Serving Gifted Students from Special Populations
Interventions That Work With Special Populations in Gifted Education
By Ariel Baska and Joyce VanTassel-Baska, Ed.D.
(Prufrock Press, 2018 – Learn more)
Reviewed by Pamela Shaw
Interventions That Work With Special Populations in Gifted Education is a practical guide for anyone who works with students from special populations, including students living in poverty, English language learners, and twice-exceptional students.
Because students who face multiple challenges are frequently under-identified as gifted and therefore underserved, it is important for educators who work with special populations (which is most of us) to be informed about what to look for and how to help these kids.
Ariel Baska, a Latin teacher, and Dr. Joyce VanTassel-Baska, a nationally known expert in gifted education, collaborated in a case study of ten successful gifted students from special populations. These students’ stories form the basis for many of the strategies suggested in the book.
Complex case studies
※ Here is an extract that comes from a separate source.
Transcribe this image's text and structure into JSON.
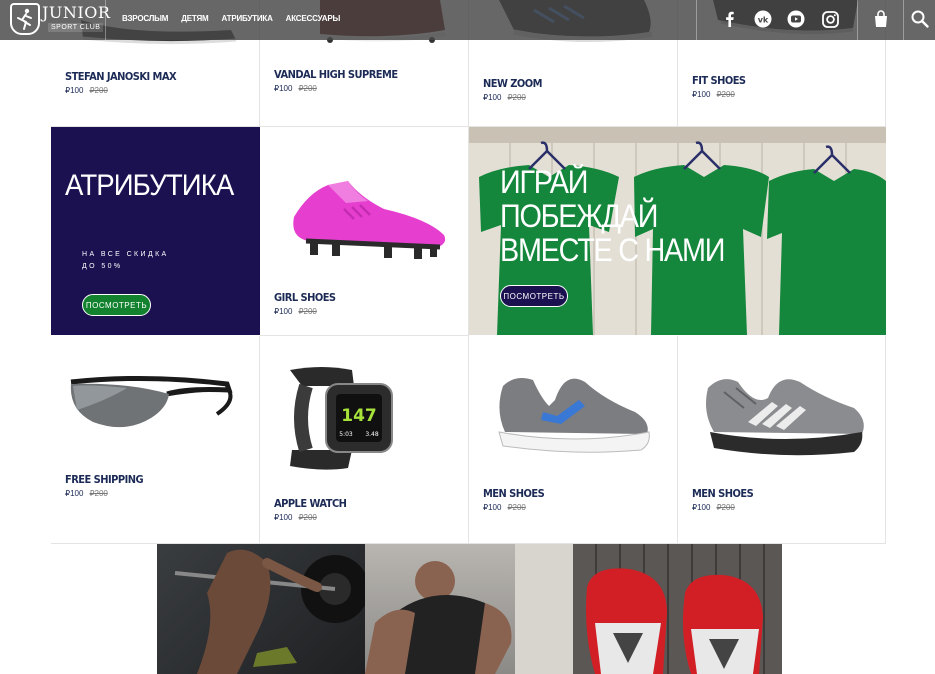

The case studies of each student in Part I introduce the reader to some of the various characteristics that educators might see and look for in students from special populations. The students featured display complex profiles with combinations of challenges such as autism, hearing impairment, learning disabilities, depression, poverty, cultural differences, and English as a second language.
The case studies serve a dual purpose. Not only do they provide educators with real-life examples of how gifted students from special populations might present in the classroom, they also focus on what helped these students succeed. The strategies most commonly cited by the students as most helpful are the focus of the rest of the book.
Class and school based interventions
Both academic and affective interventions are suggested in Part II: What Interventions Work With Special Populations? The school-based interventions highlighted include acceleration in areas of strength, the importance of relationships with teachers, mentorship opportunities, and career exploration. Effective classroom-based interventions include problem-based learning, literature webs, higher level thinking, creativity, and the arts.
Sample lesson plans are provided to assist teachers in implementing these strategies in their classrooms. Part II concludes with a section on various activities that teachers can use to help meet the affective needs of gifted students from special populations.
Spotlighting school-wide support structures
The importance of having school-wide support structures is emphasized in Part III. Administrators would find this section particularly helpful, as guidance is provided about what is needed to develop support structures for special populations. In addition to school-wide support, suggestions are also made for teachers based on what the students in the case study found to be the most important characteristics of the teachers who helped them succeed.
A recurring theme in the case studies and suggested interventions is the importance of remaining flexible. The needs of gifted students from special populations are so varied and diverse, and sometimes almost contradictory, and flexibility in identification, differentiation, acceleration, scheduling, and classroom environment are all necessary to facilitate these students’ success.
The authors also provide excellent resources throughout the book. Over a dozen model lessons designed to facilitate student success can be used and adapted by classroom teachers. The appendices include tools such as a student survey and an independent study contract. There is an informative, reproducible, myth-busting guide, “Common Misconceptions About Gifted Learners With Special Needs,” that can be shared with teachers, administrators, and other key personnel. The authors provide this tool to help adults become better advocates for these students’ needs.
A key takeaway from this book is the need to identify and serve this fragile population of students for whom school can often be a barrier to success. It is crucial for general educators and administrators to understand how to best serve the needs of gifted students from special populations so that all students are given the opportunity to succeed.
Pamela Shaw (@PamShaw23) has multiple part-time jobs which allow her the flexibility to manage the ups and downs that come with parenting two twice exceptional kids. She is a substitute teacher, homebound tutor, private music teacher, virtual school teacher, and online course reviewer. She is on the board of the Chicago Gifted Community Center and has also served on the Illinois State Board of Education’s Gifted Advisory Council. Currently, she is working toward a M.Ed. with an emphasis on gifted education through the University of Missouri’s online program.